Morgan Milovich Dr. Boyle JRM219 – A Online Final Draft 12/7/11 Gingerbread Festival Celebrating its 26th anniversary, the annual Gingerbread Festival is being held at the Mormon Trail Center now though Jan 1. Sandy Johnson has been working at the Gingerbread Festival since it started 26 years ago. She said the festival originally started with 15 housesand has continued to grow each year. “There were so many people, you couldn’t move until the person in front of you moved,” Johnson said. The festival has always taken place at the Mormon Trail Center; however, it was originally in a small, run-down house. Johnson said the building of the gingerbread housesstarted becausechurch members wanted to raise money for a new church building. That year, 250 houseswere sold. Johnson said the festival was an offshoot of the building fund project. More than three-fourths of the original founders still participate in the Gingerbread Festival. If they don’t build the house themselves, their children and grandchildren build them with them. Johnson said it played a huge role in community and family bonding. This year there are 101 gingerbread housesentered in the festival. Tiffany Tilton, a host of the festival, said anyone could enter a gingerbread house in the festival. She said cub scouts, young womens’ groups, church congregations, families, and non-church members enter houseseach year. We didn’t make a gingerbread house this year, but our church congregation did,” Tilton said. Tilton and her family have been attending the festival for the last six years. If families or groups don’t want to decorate gingerbread houses, they can decorate a Christmas tree for display. Each year, a new theme is chosen. This year, the theme is “The Joys of Childhood.” Loa McLaws, the main decorator for the festival, has been attending the Gingerbread Festival for the last eight years. McLaws said anyone could participate in the festival. The Saturday before Thanksgiving is always the busiest. Throughout the holiday season, the festival averages25,000to 30,000 visitors.

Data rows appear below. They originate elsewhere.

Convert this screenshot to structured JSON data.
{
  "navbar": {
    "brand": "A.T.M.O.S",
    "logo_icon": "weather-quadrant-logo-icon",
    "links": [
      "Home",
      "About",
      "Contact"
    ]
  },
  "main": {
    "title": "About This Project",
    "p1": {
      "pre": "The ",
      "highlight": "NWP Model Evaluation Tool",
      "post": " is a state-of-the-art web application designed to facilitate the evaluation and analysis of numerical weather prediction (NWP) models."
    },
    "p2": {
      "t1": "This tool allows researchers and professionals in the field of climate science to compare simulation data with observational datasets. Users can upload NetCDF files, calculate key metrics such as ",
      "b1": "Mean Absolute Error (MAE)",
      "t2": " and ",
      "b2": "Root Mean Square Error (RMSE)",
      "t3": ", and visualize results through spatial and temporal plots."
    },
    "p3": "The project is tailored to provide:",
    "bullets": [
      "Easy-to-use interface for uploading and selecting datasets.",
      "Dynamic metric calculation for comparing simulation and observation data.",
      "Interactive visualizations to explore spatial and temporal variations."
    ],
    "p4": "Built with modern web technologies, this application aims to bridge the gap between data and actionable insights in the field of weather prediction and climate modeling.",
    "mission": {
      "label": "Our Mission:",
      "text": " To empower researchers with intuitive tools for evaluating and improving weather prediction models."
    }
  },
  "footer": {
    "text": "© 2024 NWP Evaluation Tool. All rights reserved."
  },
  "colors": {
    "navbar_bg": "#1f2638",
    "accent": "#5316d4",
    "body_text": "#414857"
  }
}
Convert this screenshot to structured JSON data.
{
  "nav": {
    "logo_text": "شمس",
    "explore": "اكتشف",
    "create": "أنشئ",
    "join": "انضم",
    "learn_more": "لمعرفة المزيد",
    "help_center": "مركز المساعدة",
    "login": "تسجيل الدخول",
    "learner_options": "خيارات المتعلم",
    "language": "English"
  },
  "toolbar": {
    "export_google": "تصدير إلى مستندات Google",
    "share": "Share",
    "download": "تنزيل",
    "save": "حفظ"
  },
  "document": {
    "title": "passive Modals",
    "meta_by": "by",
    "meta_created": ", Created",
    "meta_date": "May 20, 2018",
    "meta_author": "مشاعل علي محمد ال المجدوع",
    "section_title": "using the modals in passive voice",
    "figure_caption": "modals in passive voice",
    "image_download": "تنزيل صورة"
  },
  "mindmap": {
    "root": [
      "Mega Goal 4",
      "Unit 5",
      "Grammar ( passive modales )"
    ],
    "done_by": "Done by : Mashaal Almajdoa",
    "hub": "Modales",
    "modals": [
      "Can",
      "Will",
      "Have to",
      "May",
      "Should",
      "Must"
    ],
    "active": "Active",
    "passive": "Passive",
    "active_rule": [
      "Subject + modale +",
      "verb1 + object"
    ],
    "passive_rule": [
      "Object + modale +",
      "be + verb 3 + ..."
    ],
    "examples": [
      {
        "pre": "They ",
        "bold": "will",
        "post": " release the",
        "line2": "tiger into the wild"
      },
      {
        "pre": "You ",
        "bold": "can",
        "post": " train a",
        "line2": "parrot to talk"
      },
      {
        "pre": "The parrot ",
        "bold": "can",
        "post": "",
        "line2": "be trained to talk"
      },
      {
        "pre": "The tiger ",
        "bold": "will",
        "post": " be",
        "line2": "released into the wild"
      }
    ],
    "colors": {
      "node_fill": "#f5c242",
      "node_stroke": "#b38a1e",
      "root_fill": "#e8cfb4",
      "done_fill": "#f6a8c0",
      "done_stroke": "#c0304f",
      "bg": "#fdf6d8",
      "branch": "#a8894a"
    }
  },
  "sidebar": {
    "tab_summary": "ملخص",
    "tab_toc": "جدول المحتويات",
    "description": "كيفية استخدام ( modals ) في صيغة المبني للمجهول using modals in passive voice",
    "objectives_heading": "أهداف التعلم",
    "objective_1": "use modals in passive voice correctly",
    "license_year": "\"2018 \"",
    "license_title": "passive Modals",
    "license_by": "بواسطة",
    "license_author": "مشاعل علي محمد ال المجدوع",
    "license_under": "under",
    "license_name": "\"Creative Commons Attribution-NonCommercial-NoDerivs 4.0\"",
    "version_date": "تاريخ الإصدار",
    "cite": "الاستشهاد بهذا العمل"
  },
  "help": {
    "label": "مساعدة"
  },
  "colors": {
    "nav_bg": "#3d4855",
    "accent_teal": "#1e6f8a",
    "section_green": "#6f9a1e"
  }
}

School groups, nursing homes, church communities, and families all come to visit the festival. McLaws said it’s just as fun to watch the kids, as it is to watch the adults. The festival is interactive where visitors can go on a scavenger hunt to see al the details of the houses. “It’s an absolute thrill to see the children come in,” McLaws said. “Wow.” The festival is a great way to get in the holiday spirit. McLaws told the story of one community member who started attending the festival with her children, and this year she brought her first great-grandchild. It has become a tradition. The Gingerbread festival is open everyday from 9 a.m. to 9 p.m. except on Christmas Eve where it is open until 4 p.m. The festival is closed on Christmas Day. McLaws said the best day to visit would be Dec 3 after 4 p.m. She said there would be bells and harps playing sporadically throughout the evening. It’s a great night for the students to come in and visit. The festival is open to the public with free admission at the Mormon Trail Center in Florence. A similar festival is also going on at the Mormon Trail Center in Council Bluffs, Iowa.
Sources: Sandy Johnson: email@example.com Tiffany Tilton: firstname.lastname@example.org Loa McLaws: email@example.com